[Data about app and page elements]

****************

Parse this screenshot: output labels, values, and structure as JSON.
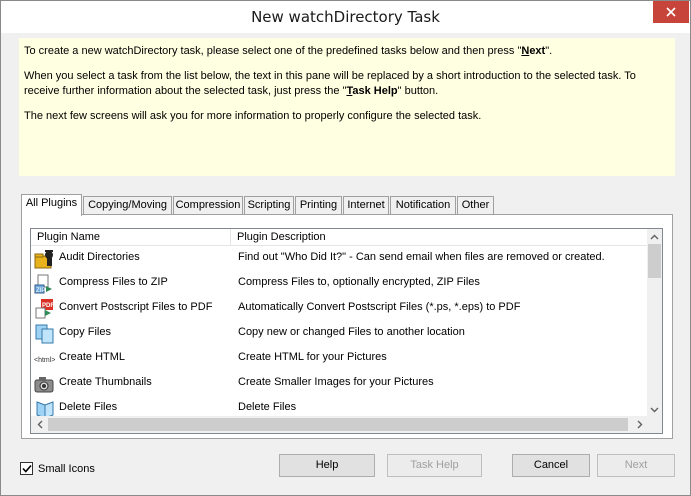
{
  "window": {
    "title": "New watchDirectory Task"
  },
  "intro": {
    "p1_pre": "To create a new watchDirectory task, please select one of the predefined tasks below and then press \"",
    "p1_key_hotkey": "N",
    "p1_key_rest": "ext",
    "p1_post": "\".",
    "p2_pre": "When you select a task from the list below, the text in this pane will be replaced by a short introduction to the selected task. To receive further information about the selected task, just press the \"",
    "p2_key_hotkey": "T",
    "p2_key_rest": "ask Help",
    "p2_post": "\" button.",
    "p3": "The next few screens will ask you for more information to properly configure the selected task."
  },
  "tabs": [
    {
      "label": "All Plugins",
      "active": true
    },
    {
      "label": "Copying/Moving"
    },
    {
      "label": "Compression"
    },
    {
      "label": "Scripting"
    },
    {
      "label": "Printing"
    },
    {
      "label": "Internet"
    },
    {
      "label": "Notification"
    },
    {
      "label": "Other"
    }
  ],
  "list": {
    "columns": [
      "Plugin Name",
      "Plugin Description"
    ],
    "rows": [
      {
        "icon": "audit-icon",
        "name": "Audit Directories",
        "desc": "Find out \"Who Did It?\" - Can send email when files are removed or created."
      },
      {
        "icon": "zip-icon",
        "name": "Compress Files to ZIP",
        "desc": "Compress Files to, optionally encrypted, ZIP Files"
      },
      {
        "icon": "pdf-icon",
        "name": "Convert Postscript Files to PDF",
        "desc": "Automatically Convert Postscript Files (*.ps, *.eps) to PDF"
      },
      {
        "icon": "copy-files-icon",
        "name": "Copy Files",
        "desc": "Copy new or changed Files to another location"
      },
      {
        "icon": "html-icon",
        "name": "Create HTML",
        "desc": "Create HTML for your Pictures"
      },
      {
        "icon": "camera-icon",
        "name": "Create Thumbnails",
        "desc": "Create Smaller Images for your Pictures"
      },
      {
        "icon": "delete-files-icon",
        "name": "Delete Files",
        "desc": "Delete Files"
      }
    ]
  },
  "footer": {
    "small_icons_label": "Small Icons",
    "small_icons_checked": true,
    "help": "Help",
    "task_help": "Task Help",
    "cancel": "Cancel",
    "next": "Next"
  }
}
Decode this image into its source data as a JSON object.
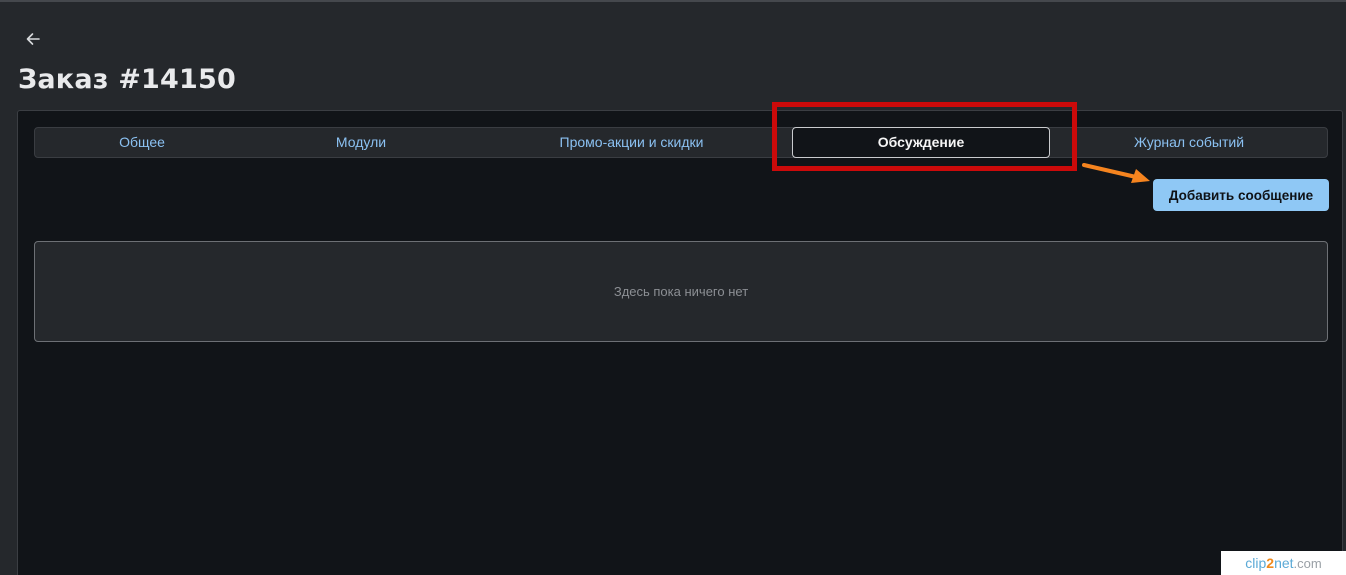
{
  "header": {
    "back_icon": "arrow-left-icon",
    "title": "Заказ #14150"
  },
  "tabs": [
    {
      "label": "Общее",
      "active": false
    },
    {
      "label": "Модули",
      "active": false
    },
    {
      "label": "Промо-акции и скидки",
      "active": false
    },
    {
      "label": "Обсуждение",
      "active": true
    },
    {
      "label": "Журнал событий",
      "active": false
    }
  ],
  "discussion": {
    "add_message_label": "Добавить сообщение",
    "empty_text": "Здесь пока ничего нет"
  },
  "annotation": {
    "highlight_color": "#cc0a0a",
    "arrow_color": "#f5841f"
  },
  "watermark": {
    "prefix": "clip",
    "accent": "2",
    "rest": "net",
    "suffix": ".com"
  },
  "colors": {
    "background": "#25282c",
    "panel": "#111418",
    "tab_text": "#8bc1f2",
    "primary_button": "#8fc8f5"
  }
}
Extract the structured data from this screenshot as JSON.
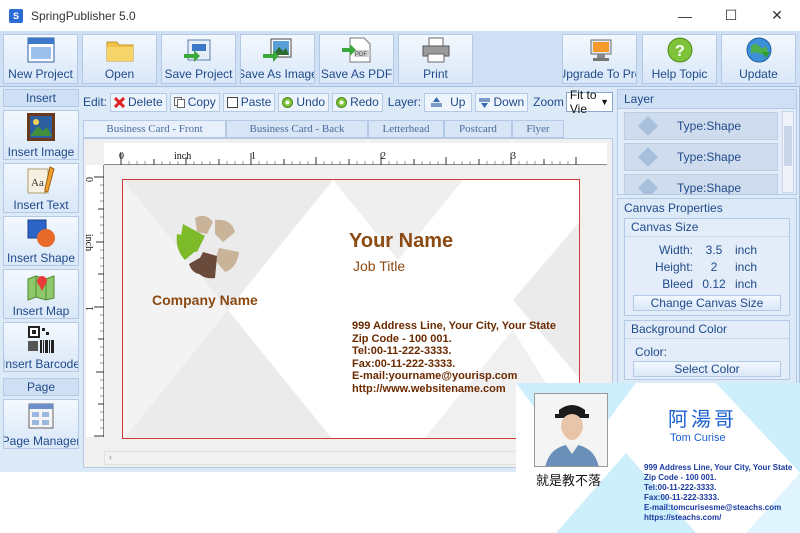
{
  "window": {
    "title": "SpringPublisher 5.0",
    "minimize": "—",
    "maximize": "☐",
    "close": "✕"
  },
  "toolbar": {
    "buttons": [
      "New Project",
      "Open",
      "Save Project",
      "Save As Image",
      "Save As PDF",
      "Print",
      "Upgrade To Pro",
      "Help Topic",
      "Update"
    ],
    "pdf_badge": "PDF"
  },
  "left": {
    "insert_header": "Insert",
    "insert_items": [
      "Insert Image",
      "Insert Text",
      "Insert Shape",
      "Insert Map",
      "Insert Barcode"
    ],
    "text_icon_glyph": "Aa",
    "page_header": "Page",
    "page_items": [
      "Page Manager"
    ]
  },
  "editbar": {
    "edit_label": "Edit:",
    "delete": "Delete",
    "copy": "Copy",
    "paste": "Paste",
    "undo": "Undo",
    "redo": "Redo",
    "layer_label": "Layer:",
    "up": "Up",
    "down": "Down",
    "zoom_label": "Zoom",
    "zoom_value": "Fit to Vie"
  },
  "tabs": [
    "Business Card - Front",
    "Business Card - Back",
    "Letterhead",
    "Postcard",
    "Flyer"
  ],
  "ruler": {
    "unit": "inch",
    "h_numbers": [
      "0",
      "1",
      "2",
      "3"
    ],
    "v_numbers": [
      "0",
      "1"
    ],
    "v_unit": "inch"
  },
  "card": {
    "company": "Company Name",
    "name": "Your Name",
    "job_title": "Job Title",
    "address": "999 Address Line, Your City, Your State",
    "zip": "Zip Code - 100 001.",
    "tel": "Tel:00-11-222-3333.",
    "fax": "Fax:00-11-222-3333.",
    "email": "E-mail:yourname@yourisp.com",
    "web": "http://www.websitename.com",
    "colors": {
      "name": "#8a4a12",
      "logo_green": "#7dbb2a",
      "logo_tan": "#c9b49a",
      "logo_brown": "#6a4a3a",
      "address": "#6b2a00"
    }
  },
  "right": {
    "layer_header": "Layer",
    "layers": [
      "Type:Shape",
      "Type:Shape",
      "Type:Shape"
    ],
    "canvas_props_title": "Canvas Properties",
    "canvas_size_title": "Canvas Size",
    "width_label": "Width:",
    "width_value": "3.5",
    "width_unit": "inch",
    "height_label": "Height:",
    "height_value": "2",
    "height_unit": "inch",
    "bleed_label": "Bleed",
    "bleed_value": "0.12",
    "bleed_unit": "inch",
    "change_size_btn": "Change Canvas Size",
    "bg_color_title": "Background Color",
    "color_label": "Color:",
    "select_color_btn": "Select Color"
  },
  "overlay": {
    "chinese_name": "阿湯哥",
    "english_name": "Tom Curise",
    "slogan": "就是教不落",
    "address": "999 Address Line, Your City, Your State",
    "zip": "Zip Code - 100 001.",
    "tel": "Tel:00-11-222-3333.",
    "fax": "Fax:00-11-222-3333.",
    "email": "E-mail:tomcurisesme@steachs.com",
    "web": "https://steachs.com/",
    "colors": {
      "name": "#1a5fd0",
      "text": "#1a3aa0",
      "bg_tint": "#cdeefb"
    }
  }
}
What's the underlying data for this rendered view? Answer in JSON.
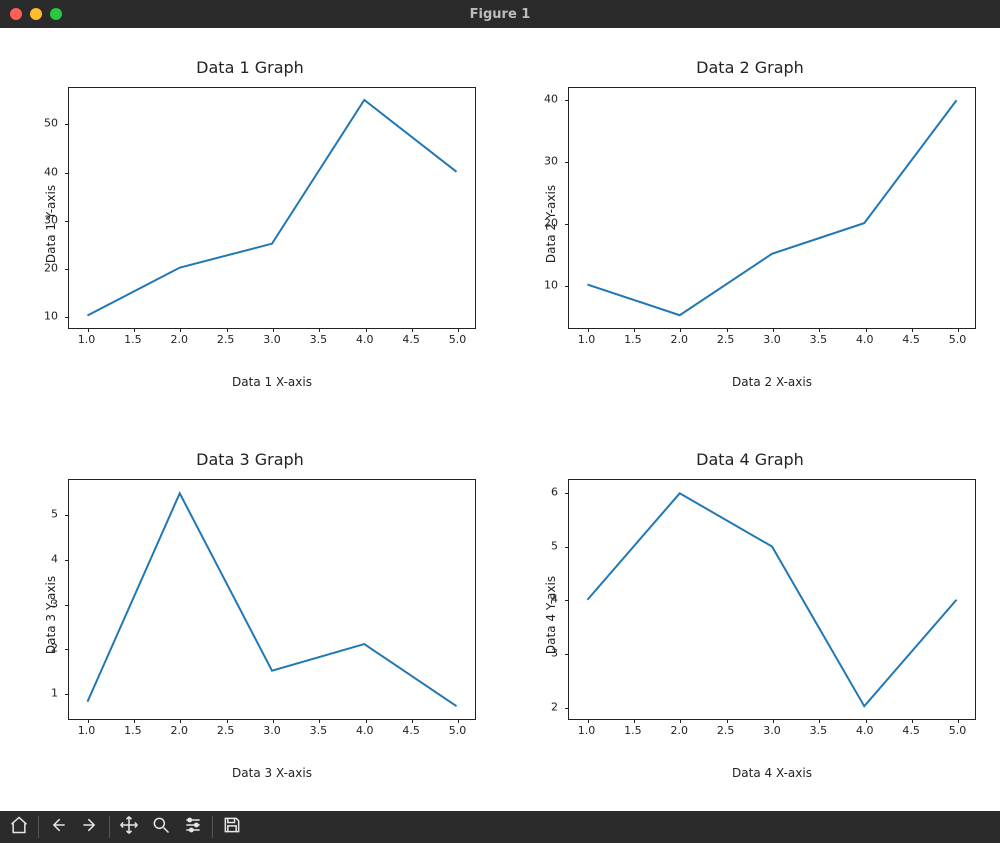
{
  "window": {
    "title": "Figure 1"
  },
  "toolbar": {
    "home": "Home",
    "back": "Back",
    "forward": "Forward",
    "pan": "Pan",
    "zoom": "Zoom",
    "configure": "Configure subplots",
    "save": "Save"
  },
  "chart_data": [
    {
      "type": "line",
      "title": "Data 1 Graph",
      "xlabel": "Data 1 X-axis",
      "ylabel": "Data 1 Y-axis",
      "x": [
        1,
        2,
        3,
        4,
        5
      ],
      "y": [
        10,
        20,
        25,
        55,
        40
      ],
      "xticks": [
        1.0,
        1.5,
        2.0,
        2.5,
        3.0,
        3.5,
        4.0,
        4.5,
        5.0
      ],
      "yticks": [
        10,
        20,
        30,
        40,
        50
      ],
      "xlim": [
        0.8,
        5.2
      ],
      "ylim": [
        7.5,
        57.5
      ]
    },
    {
      "type": "line",
      "title": "Data 2 Graph",
      "xlabel": "Data 2 X-axis",
      "ylabel": "Data 2 Y-axis",
      "x": [
        1,
        2,
        3,
        4,
        5
      ],
      "y": [
        10,
        5,
        15,
        20,
        40
      ],
      "xticks": [
        1.0,
        1.5,
        2.0,
        2.5,
        3.0,
        3.5,
        4.0,
        4.5,
        5.0
      ],
      "yticks": [
        10,
        20,
        30,
        40
      ],
      "xlim": [
        0.8,
        5.2
      ],
      "ylim": [
        3,
        42
      ]
    },
    {
      "type": "line",
      "title": "Data 3 Graph",
      "xlabel": "Data 3 X-axis",
      "ylabel": "Data 3 Y-axis",
      "x": [
        1,
        2,
        3,
        4,
        5
      ],
      "y": [
        0.8,
        5.5,
        1.5,
        2.1,
        0.7
      ],
      "xticks": [
        1.0,
        1.5,
        2.0,
        2.5,
        3.0,
        3.5,
        4.0,
        4.5,
        5.0
      ],
      "yticks": [
        1,
        2,
        3,
        4,
        5
      ],
      "xlim": [
        0.8,
        5.2
      ],
      "ylim": [
        0.4,
        5.8
      ]
    },
    {
      "type": "line",
      "title": "Data 4 Graph",
      "xlabel": "Data 4 X-axis",
      "ylabel": "Data 4 Y-axis",
      "x": [
        1,
        2,
        3,
        4,
        5
      ],
      "y": [
        4,
        6,
        5,
        2,
        4
      ],
      "xticks": [
        1.0,
        1.5,
        2.0,
        2.5,
        3.0,
        3.5,
        4.0,
        4.5,
        5.0
      ],
      "yticks": [
        2,
        3,
        4,
        5,
        6
      ],
      "xlim": [
        0.8,
        5.2
      ],
      "ylim": [
        1.75,
        6.25
      ]
    }
  ]
}
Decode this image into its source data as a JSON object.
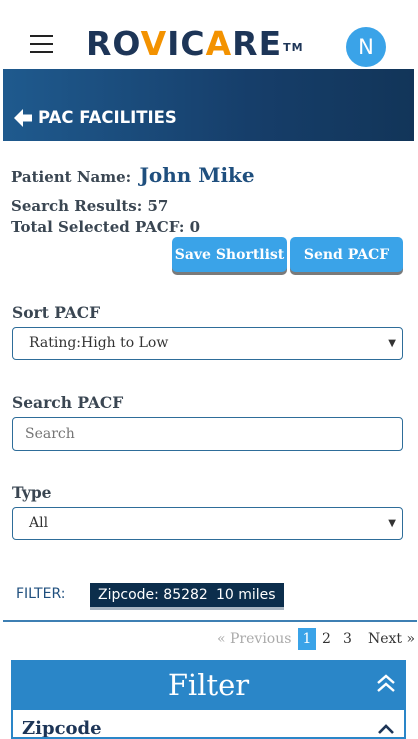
{
  "brand": {
    "logo_pre": "RO",
    "logo_v": "V",
    "logo_mid": "IC",
    "logo_a": "A",
    "logo_post": "RE",
    "logo_tm": "TM",
    "avatar_initial": "N",
    "accent": "#f39200",
    "navy": "#1d3557"
  },
  "banner": {
    "title": "PAC FACILITIES"
  },
  "patient": {
    "label": "Patient Name:",
    "name": "John Mike"
  },
  "results": {
    "search_label": "Search Results:",
    "search_value": "57",
    "selected_label": "Total Selected PACF:",
    "selected_value": "0"
  },
  "actions": {
    "save_shortlist": "Save Shortlist",
    "send_pacf": "Send PACF"
  },
  "sort": {
    "label": "Sort PACF",
    "selected": "Rating:High to Low"
  },
  "search": {
    "label": "Search PACF",
    "placeholder": "Search"
  },
  "type": {
    "label": "Type",
    "selected": "All"
  },
  "filters": {
    "label": "FILTER:",
    "chips": [
      "Zipcode: 85282",
      "10 miles"
    ]
  },
  "pagination": {
    "prev": "« Previous",
    "pages": [
      "1",
      "2",
      "3"
    ],
    "active_page": "1",
    "next": "Next »"
  },
  "filter_panel": {
    "title": "Filter",
    "section": "Zipcode"
  }
}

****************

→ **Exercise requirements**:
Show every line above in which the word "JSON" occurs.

→ **Response area**:
Parse this screenshot: output labels, values, and structure as JSON.
Decode this image into its source data as a JSON object.
Extract the structured data from this screenshot as JSON.
What's the underlying data for this rendered view? Answer in JSON.
Decode this image into its source data as a JSON object.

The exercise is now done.